Alcohol and Substance Misuse 
 

Alcohol and Substance Misuse is a key component of public health and also a top National Prevention and Health Promotion Strategy external link .  One of the focus areas of prevention is to lead a healthy lifestyle.  This strategy encourages avoiding or stopping risky behavior to help you get healthy and stay healthy.  The alcohol section includes drinking levels, excessive alcohol use, drinking problems, and more.  The medication section includes information on over-the-counter medication and resources.

The Army Center for Substance Abuse Program (ACSAP) provides commanders guidance/ resources on all non-clinical alcohol and other drug policy issues. ACSAP is concerned about the use of synthetic drugs in the Army. More information on ACSAP. external link

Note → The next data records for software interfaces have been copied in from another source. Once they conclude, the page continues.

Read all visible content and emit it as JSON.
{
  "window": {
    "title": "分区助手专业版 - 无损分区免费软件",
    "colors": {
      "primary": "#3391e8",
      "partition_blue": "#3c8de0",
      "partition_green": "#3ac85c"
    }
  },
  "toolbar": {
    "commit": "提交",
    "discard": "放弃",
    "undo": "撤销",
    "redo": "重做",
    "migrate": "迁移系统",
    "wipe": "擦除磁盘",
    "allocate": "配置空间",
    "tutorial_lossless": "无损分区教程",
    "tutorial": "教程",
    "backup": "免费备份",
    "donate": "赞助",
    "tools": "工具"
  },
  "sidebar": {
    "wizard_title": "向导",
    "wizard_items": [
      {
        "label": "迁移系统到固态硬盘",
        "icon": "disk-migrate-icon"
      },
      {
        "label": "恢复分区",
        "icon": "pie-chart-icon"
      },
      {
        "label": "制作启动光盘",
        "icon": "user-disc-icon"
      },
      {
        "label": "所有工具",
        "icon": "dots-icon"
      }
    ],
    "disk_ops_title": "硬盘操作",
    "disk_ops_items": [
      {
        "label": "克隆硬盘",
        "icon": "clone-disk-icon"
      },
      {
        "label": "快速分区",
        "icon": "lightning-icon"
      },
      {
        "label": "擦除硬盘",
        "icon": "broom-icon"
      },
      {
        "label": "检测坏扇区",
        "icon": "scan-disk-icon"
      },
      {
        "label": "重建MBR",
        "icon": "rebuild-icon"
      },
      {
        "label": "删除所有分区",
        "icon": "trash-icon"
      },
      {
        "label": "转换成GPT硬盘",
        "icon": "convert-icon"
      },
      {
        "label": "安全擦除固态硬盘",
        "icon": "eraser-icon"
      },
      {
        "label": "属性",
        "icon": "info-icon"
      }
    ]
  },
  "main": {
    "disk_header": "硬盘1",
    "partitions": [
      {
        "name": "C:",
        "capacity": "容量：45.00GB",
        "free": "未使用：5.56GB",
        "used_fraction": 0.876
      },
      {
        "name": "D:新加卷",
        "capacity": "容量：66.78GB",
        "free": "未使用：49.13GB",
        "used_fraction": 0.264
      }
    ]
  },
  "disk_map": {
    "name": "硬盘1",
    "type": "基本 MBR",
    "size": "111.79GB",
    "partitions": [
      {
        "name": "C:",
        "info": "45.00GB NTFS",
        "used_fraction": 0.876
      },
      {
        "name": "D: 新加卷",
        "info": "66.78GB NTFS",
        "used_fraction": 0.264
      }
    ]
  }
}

Creating a workplace program focused on the prevention and treatment of excessive alcohol use and drug abuse can decrease costs associated with absenteeism, decreased productivity, turnover, accidents, and health care.  Take a view minutes to review the Office of Personnel Management 2014 Prevention Campaign Alcohol and Drug Misuse Factsheet external link (registration required) which includes tips for employees, tips for program coordinators, and resources.

Red Ribbon Week is 23-31 October external link

National Family Partnership provides drug awareness by sponsoring the annual National Red Ribbon Celebration.  The Red Ribbon Campaign serves as a catalyst to mobilize communities to educate youth and encourage participation in drug prevention activities.

Topics

Alcohol Misuse

Alcohol poses serious health and safety risks for those who use it in excess. Excessive alcohol use can lead to increased risk of health problems or unintentional injuries. The page offers warning signs and strategies to assist with alcohol misuse.

Anabolic Steroids

Information on anabolic steroids and the effects of their abuse.

Over-the-Counter Medication Misuse

Over-the-counter (OTC) medicine is medicine that you can buy without a prescription. They are safe and effective when you follow the directions on the label and use as directed. OTC drugs are still drugs and the best way to take your OTC is seriously.

Related programs and contacts